From the outside looking in, it may seem like Destiny works just fine. From a mechanical standpoint, that’s true – but the game’s loot system (or, the reason players keep coming back) has been tripping over itself since the game was first released. Bungie has struggled since Day One to make the loot system rewarding players: it’s in a far better state than it was, but grinding through hours of content only to receive items you can’t use or don’t need is incredibly frustrating – and, sadly enough, a core part of the Destiny experience.

“We sat down and talked about the rewards for VoG and the rates vs. CE and ended up with the following:

  • - increase drop rates globally in CE: we wanted dedicated players to be around 32 or real close by the time Hard mode came out.
  • - increase the variability of perks that a given piece can roll.
  • the goal here: players would reach 32 easier than 30, but would have more customization and options to build the perfect set (in terms of stats, perks, weapon affinities). Destiny power leveling let you upgrade easier.

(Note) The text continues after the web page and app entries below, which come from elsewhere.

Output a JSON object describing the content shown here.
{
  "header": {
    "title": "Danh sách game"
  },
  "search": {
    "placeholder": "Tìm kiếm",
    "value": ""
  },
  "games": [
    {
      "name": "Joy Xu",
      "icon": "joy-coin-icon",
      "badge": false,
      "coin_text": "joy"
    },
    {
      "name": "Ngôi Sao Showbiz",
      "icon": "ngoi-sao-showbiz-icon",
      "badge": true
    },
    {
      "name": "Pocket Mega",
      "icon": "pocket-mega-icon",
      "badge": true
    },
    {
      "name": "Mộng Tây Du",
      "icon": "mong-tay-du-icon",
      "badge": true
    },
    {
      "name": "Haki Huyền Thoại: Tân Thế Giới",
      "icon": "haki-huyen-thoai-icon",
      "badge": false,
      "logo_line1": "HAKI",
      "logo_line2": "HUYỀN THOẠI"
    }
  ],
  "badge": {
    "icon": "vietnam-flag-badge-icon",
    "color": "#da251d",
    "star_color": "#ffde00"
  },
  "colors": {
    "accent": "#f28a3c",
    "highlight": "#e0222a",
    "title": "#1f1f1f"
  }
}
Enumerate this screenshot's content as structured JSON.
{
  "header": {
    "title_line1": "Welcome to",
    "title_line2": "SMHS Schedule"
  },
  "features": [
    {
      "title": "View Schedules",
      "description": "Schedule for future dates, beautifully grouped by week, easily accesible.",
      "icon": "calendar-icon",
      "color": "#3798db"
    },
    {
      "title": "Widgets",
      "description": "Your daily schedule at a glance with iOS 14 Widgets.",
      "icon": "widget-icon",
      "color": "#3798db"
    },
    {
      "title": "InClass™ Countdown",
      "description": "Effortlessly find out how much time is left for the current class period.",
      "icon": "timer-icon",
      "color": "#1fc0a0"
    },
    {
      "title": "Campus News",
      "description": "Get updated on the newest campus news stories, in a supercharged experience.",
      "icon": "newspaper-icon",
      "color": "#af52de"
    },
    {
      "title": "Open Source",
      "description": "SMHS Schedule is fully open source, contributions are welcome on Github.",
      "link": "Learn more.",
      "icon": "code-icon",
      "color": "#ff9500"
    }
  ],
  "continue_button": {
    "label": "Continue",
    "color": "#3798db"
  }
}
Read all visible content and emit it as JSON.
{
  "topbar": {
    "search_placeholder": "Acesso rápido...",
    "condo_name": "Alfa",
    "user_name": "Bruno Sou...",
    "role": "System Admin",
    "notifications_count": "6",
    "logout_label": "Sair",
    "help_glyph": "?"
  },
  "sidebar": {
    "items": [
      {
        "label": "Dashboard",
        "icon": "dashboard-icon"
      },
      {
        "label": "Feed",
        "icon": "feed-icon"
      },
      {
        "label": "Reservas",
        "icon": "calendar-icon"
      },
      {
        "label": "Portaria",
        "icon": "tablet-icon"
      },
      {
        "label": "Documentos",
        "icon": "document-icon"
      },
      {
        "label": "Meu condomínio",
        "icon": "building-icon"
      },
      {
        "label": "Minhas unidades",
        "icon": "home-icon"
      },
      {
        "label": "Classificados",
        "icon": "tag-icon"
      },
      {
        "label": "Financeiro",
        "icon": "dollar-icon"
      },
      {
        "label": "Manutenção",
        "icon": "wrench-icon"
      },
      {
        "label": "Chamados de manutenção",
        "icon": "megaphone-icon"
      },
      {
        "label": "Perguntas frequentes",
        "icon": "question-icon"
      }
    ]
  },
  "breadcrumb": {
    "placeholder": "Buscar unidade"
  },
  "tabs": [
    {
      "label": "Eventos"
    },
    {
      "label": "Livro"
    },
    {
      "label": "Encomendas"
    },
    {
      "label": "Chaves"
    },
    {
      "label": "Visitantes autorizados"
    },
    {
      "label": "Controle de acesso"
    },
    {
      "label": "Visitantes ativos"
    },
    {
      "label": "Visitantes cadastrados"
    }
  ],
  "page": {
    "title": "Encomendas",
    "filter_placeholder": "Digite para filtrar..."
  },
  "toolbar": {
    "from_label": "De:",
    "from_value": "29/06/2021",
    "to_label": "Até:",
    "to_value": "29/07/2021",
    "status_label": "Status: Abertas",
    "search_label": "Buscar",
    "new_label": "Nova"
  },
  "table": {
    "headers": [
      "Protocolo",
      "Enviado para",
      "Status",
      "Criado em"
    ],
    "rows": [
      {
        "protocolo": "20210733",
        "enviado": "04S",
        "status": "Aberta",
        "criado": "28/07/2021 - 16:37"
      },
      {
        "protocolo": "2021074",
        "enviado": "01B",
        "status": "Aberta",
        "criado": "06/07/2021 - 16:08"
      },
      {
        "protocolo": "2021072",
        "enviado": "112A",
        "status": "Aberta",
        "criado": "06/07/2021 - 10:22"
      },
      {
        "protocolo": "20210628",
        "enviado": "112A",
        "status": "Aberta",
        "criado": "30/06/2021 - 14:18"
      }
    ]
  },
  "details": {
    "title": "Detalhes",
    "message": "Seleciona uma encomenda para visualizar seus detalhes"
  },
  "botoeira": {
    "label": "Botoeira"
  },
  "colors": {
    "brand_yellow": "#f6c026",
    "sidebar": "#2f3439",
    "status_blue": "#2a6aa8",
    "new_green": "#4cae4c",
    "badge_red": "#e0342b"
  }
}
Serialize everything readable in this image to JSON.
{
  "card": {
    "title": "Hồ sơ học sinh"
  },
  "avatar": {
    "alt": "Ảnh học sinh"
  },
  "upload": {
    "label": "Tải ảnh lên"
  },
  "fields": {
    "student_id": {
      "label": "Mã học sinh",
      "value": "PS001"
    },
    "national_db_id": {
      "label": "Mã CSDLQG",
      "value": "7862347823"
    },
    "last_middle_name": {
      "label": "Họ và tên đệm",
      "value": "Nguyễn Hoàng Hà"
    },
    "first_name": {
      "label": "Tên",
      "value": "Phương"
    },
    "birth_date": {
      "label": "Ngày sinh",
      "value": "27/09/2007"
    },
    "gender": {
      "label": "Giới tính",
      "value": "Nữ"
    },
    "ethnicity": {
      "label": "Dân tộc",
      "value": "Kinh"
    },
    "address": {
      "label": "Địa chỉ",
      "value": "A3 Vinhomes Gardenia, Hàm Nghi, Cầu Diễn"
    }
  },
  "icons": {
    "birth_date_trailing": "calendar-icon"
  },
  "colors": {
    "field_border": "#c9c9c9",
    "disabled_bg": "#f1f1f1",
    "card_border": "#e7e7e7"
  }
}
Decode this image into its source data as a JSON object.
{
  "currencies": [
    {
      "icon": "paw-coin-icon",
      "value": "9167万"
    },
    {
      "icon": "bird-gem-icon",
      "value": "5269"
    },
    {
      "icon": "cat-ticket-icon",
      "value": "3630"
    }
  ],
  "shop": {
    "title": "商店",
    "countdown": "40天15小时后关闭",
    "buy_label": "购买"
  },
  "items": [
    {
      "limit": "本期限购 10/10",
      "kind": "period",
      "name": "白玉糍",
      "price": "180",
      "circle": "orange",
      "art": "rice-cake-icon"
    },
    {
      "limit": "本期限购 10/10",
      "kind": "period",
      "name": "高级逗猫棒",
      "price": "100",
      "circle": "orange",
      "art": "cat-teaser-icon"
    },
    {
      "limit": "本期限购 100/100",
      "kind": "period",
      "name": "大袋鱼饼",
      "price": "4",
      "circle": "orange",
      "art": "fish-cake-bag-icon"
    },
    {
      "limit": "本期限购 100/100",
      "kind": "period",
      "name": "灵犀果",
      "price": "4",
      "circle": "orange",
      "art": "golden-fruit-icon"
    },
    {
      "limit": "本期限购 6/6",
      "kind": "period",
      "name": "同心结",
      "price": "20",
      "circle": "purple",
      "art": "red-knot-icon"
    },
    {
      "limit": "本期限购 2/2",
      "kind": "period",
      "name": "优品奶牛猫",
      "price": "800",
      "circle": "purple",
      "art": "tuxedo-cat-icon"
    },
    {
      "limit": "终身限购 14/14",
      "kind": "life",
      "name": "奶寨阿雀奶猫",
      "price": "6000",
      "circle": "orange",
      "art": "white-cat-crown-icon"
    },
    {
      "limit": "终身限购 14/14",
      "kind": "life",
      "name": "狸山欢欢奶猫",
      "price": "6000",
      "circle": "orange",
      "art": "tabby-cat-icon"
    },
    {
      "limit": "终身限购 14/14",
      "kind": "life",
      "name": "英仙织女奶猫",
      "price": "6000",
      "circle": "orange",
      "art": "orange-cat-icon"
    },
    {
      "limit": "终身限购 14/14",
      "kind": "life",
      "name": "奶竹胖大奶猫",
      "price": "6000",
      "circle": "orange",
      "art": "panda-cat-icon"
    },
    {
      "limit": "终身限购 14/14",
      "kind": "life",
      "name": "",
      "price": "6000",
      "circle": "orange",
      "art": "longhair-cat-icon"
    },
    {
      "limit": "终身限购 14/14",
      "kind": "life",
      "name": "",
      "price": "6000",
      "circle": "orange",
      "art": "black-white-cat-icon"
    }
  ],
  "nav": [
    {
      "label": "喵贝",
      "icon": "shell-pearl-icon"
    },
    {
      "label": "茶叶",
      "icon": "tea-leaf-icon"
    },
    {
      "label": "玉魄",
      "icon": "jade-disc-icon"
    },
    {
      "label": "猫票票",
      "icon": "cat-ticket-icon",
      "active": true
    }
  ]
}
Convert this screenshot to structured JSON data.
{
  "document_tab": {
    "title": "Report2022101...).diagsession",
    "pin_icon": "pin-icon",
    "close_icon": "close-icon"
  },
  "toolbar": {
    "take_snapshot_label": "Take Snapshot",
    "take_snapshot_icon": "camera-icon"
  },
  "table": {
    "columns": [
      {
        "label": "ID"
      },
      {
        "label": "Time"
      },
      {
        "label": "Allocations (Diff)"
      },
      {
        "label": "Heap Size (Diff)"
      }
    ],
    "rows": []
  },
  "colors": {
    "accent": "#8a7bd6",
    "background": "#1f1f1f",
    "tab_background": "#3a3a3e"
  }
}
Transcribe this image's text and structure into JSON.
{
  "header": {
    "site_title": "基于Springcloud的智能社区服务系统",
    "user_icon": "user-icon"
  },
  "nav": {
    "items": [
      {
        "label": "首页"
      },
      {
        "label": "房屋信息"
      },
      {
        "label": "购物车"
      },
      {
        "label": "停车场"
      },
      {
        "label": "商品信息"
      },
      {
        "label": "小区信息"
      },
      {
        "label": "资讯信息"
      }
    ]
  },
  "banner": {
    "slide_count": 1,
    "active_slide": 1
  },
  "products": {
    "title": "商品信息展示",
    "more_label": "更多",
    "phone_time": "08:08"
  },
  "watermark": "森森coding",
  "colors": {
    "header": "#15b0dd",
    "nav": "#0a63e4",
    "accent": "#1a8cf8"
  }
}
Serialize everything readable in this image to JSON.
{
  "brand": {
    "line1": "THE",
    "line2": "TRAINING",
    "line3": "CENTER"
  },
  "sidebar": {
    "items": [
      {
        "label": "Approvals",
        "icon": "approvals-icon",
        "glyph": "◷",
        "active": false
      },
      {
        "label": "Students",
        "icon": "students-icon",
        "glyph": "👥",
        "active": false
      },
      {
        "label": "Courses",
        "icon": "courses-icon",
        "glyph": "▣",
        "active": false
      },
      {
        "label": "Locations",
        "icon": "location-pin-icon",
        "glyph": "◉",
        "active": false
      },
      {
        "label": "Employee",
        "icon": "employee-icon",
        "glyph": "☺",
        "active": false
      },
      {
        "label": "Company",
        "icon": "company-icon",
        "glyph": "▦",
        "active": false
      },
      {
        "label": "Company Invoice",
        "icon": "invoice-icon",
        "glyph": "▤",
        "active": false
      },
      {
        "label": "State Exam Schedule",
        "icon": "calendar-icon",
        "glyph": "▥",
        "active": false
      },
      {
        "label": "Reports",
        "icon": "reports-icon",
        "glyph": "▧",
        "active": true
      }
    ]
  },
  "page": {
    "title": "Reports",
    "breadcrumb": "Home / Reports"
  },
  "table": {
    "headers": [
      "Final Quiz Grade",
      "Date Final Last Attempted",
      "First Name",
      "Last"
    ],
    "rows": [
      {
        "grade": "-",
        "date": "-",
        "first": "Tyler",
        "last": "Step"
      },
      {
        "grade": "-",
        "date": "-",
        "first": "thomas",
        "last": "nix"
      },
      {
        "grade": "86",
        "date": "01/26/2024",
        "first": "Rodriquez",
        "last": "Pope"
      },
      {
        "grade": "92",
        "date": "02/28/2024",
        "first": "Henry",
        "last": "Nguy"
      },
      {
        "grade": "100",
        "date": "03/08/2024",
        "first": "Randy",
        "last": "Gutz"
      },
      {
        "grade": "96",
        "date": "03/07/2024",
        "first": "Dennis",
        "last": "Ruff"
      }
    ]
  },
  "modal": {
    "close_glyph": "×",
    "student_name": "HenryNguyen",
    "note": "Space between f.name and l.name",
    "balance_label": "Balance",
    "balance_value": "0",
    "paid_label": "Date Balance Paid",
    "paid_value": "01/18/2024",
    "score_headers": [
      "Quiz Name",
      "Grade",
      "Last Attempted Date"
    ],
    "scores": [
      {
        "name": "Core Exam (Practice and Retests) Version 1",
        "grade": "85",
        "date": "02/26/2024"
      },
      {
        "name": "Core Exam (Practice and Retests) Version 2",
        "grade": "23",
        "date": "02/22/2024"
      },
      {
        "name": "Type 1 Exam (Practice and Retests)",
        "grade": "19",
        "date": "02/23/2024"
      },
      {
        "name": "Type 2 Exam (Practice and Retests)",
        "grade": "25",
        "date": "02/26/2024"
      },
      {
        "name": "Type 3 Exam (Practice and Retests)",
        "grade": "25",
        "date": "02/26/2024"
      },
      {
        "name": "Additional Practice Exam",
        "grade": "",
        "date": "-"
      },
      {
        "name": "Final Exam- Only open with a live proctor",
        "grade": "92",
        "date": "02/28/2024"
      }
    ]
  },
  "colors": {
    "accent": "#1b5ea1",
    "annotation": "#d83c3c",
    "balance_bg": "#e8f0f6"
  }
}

The part where this didn’t work as well as we’d hoped is with the Shard economy. Shards are a are a barrier between you and equipping a sweet new piece of gear. We want fewer barriers to equipping upgrades. The shard economies erect these barriers between players and the new piece of gear they just got.”